  4. Race, Ethnicity, Sexuality, and Women's Political Consciousness of Gender

    Existing research emphasizes the importance of group identification and perceived similarity in the development of group consciousness. Intersectionality suggests that for many women, a political consciousness of gender may also stem from experiences with race, ethnicity, and sexuality and may be interconnected with a consciousness of other forms of inequality. This study analyzes data from a recent national survey to investigate how race, ethnicity, and sexuality intersect with women’s gendered political consciousness.

  5. Priming Effects and Performance Expectations in Mixed-Sex Task Groups

    I report the results of a laboratory experiment in which I examine the relationship between cognitive categorization processes and status-organizing processes, focusing on how seemingly irrelevant information becomes relevant to the informational structure of a task situation. In phase one, participants completed a task in which they were primed with photographs of women occupying either stereotypical or counter-stereotypical roles. In phase two, participants, along with a partner, completed a collective decision-making task.

  6. Exceptional Outgroup Stereotypes and White Racial Inequality Attitudes toward Asian Americans

    Stereotypes of outgroups help create social identificational boundaries for ingroups. When the ingroup is dominant, members employ individualist sentiments to justify their status. In this study, we build on advances in social psychological research that account for multiple outgroup stereotypes. We argue the Asian American model minority stereotype is analogous to the "cold but competent" position of perceptions toward Asians in Fiske’s stereotype content model.

  7. Doing or Undoing Gender? An Explorative Study of Gender, Activities, and Well-being among People with Mental Illness Attending Day Centers in Sweden

    This study explores gender, activity, and well-being among people with mental illness attending day centers in Sweden. Based on survey data of 215 attendees, this study applies the concepts of doing gender and regulatory regimes to analyze the relationship between being involved in gendered activities and well-being. The results show that while both male and female participants are involved in gender-neutral activities, men are less likely to engage in women-dominated (WD) activities while women are more prone to engage in men-dominated (MD) activities.

  8. Defining the State from within: Boundaries, Schemas, and Associational Policymaking

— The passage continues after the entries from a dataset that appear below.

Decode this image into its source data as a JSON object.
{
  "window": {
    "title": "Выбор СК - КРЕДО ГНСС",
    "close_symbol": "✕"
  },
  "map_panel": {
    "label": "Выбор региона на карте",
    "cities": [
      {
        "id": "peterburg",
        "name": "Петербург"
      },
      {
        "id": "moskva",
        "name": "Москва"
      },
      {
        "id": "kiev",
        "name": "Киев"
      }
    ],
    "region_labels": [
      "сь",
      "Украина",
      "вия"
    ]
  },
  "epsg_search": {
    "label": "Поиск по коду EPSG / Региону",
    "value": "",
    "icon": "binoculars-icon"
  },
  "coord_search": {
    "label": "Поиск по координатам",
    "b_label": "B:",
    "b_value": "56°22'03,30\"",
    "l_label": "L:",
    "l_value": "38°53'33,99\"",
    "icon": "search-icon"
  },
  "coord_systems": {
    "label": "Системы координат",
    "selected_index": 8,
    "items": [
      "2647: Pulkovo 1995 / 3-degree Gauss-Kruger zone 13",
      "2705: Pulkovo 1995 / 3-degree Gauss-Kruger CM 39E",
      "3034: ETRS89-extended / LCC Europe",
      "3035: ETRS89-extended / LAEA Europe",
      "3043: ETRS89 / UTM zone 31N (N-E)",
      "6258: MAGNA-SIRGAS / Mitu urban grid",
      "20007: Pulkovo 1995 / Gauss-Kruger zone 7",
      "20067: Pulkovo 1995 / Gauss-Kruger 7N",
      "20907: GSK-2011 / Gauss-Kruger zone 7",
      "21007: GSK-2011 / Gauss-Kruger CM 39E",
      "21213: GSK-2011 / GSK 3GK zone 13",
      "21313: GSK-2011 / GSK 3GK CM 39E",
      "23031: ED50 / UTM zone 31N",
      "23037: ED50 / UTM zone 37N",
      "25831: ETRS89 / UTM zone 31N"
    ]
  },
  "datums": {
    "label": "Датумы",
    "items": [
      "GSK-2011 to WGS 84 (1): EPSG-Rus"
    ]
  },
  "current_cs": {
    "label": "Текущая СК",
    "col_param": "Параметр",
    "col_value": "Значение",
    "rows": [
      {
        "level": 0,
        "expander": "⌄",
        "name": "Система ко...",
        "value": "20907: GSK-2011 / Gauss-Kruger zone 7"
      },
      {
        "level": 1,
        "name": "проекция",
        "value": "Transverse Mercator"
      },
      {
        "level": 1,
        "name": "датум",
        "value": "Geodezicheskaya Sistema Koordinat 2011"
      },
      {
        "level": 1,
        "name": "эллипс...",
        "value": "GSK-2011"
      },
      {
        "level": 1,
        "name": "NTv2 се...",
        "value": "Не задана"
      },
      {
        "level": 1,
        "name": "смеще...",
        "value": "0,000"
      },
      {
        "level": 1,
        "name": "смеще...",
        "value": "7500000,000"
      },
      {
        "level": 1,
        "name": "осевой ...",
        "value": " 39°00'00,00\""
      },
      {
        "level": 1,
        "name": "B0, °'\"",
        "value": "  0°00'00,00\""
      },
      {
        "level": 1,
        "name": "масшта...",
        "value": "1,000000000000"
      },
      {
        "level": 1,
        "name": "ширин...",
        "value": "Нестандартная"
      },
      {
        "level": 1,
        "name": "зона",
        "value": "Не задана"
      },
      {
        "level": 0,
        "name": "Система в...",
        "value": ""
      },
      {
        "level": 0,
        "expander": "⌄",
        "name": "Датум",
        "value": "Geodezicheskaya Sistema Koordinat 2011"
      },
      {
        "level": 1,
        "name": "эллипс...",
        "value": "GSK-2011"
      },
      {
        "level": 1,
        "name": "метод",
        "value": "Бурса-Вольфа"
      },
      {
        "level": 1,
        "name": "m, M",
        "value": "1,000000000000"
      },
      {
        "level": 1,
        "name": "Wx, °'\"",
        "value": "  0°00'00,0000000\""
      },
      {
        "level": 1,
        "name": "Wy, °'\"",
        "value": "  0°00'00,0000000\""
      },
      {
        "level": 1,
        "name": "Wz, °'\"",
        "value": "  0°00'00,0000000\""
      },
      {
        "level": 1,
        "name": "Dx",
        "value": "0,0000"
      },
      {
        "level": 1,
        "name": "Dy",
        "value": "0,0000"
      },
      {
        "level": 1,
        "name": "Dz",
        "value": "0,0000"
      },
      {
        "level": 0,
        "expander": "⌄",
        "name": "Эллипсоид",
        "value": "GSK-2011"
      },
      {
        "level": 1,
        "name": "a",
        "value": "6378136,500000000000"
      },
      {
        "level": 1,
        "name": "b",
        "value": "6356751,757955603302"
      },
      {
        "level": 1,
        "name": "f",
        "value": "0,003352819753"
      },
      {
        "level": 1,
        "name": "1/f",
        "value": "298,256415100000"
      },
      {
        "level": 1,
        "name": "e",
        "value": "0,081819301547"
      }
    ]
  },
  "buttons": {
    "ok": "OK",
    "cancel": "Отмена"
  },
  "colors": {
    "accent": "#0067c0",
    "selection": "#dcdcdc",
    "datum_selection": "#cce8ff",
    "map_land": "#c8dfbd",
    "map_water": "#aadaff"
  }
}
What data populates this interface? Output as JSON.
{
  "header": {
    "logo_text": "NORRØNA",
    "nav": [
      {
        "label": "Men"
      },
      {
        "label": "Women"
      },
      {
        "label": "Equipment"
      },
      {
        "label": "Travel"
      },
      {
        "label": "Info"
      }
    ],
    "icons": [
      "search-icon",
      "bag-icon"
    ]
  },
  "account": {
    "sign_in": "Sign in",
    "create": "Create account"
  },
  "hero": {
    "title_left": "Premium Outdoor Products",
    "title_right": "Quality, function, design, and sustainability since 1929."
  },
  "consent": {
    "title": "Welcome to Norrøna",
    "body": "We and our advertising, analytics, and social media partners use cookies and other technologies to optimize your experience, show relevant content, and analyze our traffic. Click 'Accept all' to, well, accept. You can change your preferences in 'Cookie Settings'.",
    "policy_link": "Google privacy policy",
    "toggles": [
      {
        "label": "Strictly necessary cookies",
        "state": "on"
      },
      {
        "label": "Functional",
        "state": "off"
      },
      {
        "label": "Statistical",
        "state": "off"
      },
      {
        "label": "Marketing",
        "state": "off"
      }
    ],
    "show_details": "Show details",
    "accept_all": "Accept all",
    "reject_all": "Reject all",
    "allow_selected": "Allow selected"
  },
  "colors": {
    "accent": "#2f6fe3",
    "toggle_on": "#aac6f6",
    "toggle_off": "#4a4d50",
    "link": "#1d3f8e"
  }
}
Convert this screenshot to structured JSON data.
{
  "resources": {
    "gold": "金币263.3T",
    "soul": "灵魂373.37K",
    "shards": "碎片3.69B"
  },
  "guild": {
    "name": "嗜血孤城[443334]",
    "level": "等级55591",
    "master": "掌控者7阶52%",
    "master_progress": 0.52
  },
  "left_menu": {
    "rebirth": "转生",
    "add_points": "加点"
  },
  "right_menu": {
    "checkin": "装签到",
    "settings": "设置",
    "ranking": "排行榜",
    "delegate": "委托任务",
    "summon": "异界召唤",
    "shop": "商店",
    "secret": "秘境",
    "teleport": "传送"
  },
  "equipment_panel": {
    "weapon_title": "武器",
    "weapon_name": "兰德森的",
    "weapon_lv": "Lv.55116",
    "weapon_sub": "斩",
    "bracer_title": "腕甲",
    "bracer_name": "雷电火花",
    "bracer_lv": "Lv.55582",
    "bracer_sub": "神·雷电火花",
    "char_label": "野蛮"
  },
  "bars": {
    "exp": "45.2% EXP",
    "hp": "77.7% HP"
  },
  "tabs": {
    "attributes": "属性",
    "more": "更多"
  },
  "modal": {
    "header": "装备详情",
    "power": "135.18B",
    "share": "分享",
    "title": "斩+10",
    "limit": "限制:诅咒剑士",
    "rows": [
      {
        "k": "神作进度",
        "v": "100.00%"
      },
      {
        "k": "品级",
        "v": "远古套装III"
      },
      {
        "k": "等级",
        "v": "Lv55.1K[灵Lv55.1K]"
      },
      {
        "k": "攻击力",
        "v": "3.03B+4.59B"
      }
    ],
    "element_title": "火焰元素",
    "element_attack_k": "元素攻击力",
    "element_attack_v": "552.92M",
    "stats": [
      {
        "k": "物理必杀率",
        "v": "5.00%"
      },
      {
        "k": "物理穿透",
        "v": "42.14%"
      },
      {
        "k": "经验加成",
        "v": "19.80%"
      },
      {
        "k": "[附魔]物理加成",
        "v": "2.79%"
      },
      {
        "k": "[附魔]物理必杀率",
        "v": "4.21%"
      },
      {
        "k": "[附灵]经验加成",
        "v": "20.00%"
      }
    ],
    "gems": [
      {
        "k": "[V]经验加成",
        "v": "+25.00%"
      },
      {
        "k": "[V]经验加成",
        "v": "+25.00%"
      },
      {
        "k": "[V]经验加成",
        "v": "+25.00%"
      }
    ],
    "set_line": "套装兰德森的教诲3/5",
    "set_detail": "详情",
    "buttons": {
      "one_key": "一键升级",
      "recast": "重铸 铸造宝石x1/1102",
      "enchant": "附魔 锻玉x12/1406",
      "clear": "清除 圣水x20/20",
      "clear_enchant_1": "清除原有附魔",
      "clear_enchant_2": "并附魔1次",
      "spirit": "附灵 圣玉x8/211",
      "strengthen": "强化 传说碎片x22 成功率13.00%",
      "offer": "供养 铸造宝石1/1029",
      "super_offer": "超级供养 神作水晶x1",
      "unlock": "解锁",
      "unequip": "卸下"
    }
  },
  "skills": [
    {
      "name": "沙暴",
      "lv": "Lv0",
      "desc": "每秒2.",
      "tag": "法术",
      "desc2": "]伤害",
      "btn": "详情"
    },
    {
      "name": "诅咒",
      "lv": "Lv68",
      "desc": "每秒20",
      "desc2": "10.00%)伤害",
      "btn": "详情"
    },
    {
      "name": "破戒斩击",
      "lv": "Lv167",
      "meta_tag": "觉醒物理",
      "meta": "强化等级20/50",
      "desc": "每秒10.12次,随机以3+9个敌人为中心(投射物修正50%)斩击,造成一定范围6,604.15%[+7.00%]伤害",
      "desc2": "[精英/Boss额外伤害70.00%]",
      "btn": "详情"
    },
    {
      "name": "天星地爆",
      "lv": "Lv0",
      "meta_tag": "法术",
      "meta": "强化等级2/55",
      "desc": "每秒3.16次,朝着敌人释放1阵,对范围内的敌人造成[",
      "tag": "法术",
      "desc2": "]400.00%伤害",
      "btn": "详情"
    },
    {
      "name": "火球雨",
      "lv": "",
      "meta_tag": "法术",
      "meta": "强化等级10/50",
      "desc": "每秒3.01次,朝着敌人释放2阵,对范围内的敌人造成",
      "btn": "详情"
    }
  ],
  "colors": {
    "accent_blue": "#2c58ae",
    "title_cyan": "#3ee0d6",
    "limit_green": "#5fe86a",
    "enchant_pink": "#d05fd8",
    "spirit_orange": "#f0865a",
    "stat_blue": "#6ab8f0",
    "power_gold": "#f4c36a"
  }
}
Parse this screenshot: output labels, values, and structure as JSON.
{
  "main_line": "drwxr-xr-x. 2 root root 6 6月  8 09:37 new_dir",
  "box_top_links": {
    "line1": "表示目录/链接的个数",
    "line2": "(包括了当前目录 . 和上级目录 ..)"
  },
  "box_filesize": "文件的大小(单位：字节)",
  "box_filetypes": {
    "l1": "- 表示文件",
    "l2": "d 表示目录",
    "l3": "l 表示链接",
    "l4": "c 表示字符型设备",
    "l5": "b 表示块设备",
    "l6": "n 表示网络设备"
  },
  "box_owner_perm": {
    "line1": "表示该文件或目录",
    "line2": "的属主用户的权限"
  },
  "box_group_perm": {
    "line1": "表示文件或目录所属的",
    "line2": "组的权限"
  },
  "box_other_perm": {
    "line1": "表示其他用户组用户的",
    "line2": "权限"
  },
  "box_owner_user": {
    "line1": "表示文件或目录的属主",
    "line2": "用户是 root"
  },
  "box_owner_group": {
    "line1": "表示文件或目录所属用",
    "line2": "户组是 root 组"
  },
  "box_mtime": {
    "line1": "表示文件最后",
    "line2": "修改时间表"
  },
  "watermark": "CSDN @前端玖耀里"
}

    A growing literature posits the importance of boundaries in structuring social systems. Yet sociologists have not adequately theorized one of the most fraught and consequential sites of boundary-making in contemporary life: the delineation of the official edges of the government—and, consequently, of state from society. This article addresses that gap by theorizing the mechanisms of state boundary formation. In so doing, we extend culturalist theories of the state by providing a more specific model of how the state-society boundary is produced.

  9. Race, Immigration, and Exogamy among the Native-born: Variation across Communities

    Did rising immigration levels change racial and ethnic exogamy patterns for young adults in the United States? Adding local demographics to Qian and Lichter’s national results, the authors examine the relationship between the sizes of the local immigrant populations in urban and rural areas and U.S.-born individuals’ exogamy patterns in heterosexual unions, controlling for the areas’ racial compositions.

  10. Socioeconomic Attainments of Japanese Brazilians and Japanese Americans

    This paper investigates the socioeconomic attainments of Japanese Brazilians and Japanese Americans. The findings indicate that Japanese Brazilians have higher levels of education and wages than white Brazilians, while Japanese Americans have higher levels of education and wages than white Americans. These results are inconsistent with a conventional "white supremacy" model that is popular in contemporary American sociology.